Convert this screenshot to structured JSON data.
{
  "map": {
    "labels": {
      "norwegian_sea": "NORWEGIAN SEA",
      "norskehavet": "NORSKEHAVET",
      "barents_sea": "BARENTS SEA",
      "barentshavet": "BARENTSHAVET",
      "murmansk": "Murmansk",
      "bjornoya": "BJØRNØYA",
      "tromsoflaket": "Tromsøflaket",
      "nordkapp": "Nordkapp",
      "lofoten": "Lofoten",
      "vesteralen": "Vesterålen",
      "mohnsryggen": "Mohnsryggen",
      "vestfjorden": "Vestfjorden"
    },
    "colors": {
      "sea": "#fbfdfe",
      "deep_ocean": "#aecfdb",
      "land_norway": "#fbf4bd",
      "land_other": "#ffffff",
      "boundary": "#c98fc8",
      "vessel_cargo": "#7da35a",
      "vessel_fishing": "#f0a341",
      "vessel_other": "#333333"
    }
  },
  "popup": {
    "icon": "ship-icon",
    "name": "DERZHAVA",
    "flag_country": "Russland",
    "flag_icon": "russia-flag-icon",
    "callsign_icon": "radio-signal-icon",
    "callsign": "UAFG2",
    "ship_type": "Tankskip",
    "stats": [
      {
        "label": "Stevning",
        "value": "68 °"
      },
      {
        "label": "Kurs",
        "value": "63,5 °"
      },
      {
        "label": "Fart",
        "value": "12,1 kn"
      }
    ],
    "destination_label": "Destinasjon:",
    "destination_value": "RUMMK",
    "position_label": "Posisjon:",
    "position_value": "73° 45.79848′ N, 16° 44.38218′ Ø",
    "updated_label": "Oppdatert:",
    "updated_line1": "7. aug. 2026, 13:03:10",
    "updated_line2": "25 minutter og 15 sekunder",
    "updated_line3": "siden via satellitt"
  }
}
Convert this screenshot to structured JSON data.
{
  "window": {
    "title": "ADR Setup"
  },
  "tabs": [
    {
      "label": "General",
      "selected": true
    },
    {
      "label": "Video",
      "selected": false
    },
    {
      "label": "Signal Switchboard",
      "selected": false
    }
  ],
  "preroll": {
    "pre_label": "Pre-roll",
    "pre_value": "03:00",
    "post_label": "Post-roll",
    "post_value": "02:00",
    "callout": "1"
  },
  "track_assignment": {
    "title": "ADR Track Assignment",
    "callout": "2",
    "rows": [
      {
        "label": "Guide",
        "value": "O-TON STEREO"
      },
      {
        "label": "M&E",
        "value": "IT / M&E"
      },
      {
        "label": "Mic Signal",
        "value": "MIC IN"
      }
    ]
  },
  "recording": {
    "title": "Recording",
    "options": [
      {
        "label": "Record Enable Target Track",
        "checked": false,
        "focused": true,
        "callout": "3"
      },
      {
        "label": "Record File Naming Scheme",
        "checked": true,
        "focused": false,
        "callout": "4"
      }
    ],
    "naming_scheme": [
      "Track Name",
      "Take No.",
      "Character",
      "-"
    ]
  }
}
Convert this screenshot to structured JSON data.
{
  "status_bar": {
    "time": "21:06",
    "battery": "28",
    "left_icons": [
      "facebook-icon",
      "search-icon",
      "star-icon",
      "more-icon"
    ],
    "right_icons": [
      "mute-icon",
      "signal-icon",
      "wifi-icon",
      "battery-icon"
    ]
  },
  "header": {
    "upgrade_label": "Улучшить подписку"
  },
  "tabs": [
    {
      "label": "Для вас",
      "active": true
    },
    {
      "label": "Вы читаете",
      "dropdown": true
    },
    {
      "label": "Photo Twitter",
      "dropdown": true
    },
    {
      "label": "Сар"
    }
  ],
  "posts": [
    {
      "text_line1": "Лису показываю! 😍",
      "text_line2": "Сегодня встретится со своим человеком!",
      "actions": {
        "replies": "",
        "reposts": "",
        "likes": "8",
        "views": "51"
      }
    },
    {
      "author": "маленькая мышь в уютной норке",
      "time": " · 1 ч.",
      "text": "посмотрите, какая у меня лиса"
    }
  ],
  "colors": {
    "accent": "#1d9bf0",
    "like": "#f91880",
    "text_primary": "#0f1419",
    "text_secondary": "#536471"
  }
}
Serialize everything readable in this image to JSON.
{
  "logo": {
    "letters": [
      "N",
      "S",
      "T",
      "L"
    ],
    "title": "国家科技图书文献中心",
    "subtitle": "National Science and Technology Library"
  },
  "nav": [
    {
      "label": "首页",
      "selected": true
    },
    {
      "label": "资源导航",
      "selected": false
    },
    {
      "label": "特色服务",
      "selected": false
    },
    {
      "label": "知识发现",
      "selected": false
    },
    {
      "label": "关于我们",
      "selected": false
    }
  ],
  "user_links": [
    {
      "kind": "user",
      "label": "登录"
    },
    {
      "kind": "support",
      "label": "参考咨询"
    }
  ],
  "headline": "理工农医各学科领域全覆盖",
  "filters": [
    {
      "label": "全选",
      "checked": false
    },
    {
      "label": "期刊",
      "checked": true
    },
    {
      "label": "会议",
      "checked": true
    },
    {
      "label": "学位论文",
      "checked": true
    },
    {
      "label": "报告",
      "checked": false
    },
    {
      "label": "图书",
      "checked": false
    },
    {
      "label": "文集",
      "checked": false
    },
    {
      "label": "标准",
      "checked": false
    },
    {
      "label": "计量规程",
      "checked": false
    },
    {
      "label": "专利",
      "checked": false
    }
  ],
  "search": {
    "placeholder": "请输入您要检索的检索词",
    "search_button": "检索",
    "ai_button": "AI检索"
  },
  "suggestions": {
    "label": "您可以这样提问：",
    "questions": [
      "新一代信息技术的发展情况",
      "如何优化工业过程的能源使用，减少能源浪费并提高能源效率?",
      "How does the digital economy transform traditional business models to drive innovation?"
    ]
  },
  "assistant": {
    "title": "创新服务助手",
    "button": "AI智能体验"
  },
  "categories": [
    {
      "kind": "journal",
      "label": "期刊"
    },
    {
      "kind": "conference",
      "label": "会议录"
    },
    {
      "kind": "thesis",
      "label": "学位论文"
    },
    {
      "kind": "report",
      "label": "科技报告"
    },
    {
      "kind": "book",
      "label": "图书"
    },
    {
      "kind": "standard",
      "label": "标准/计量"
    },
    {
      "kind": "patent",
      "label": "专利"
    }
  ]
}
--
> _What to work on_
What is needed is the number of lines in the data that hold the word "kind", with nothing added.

> _Solution to this task_
9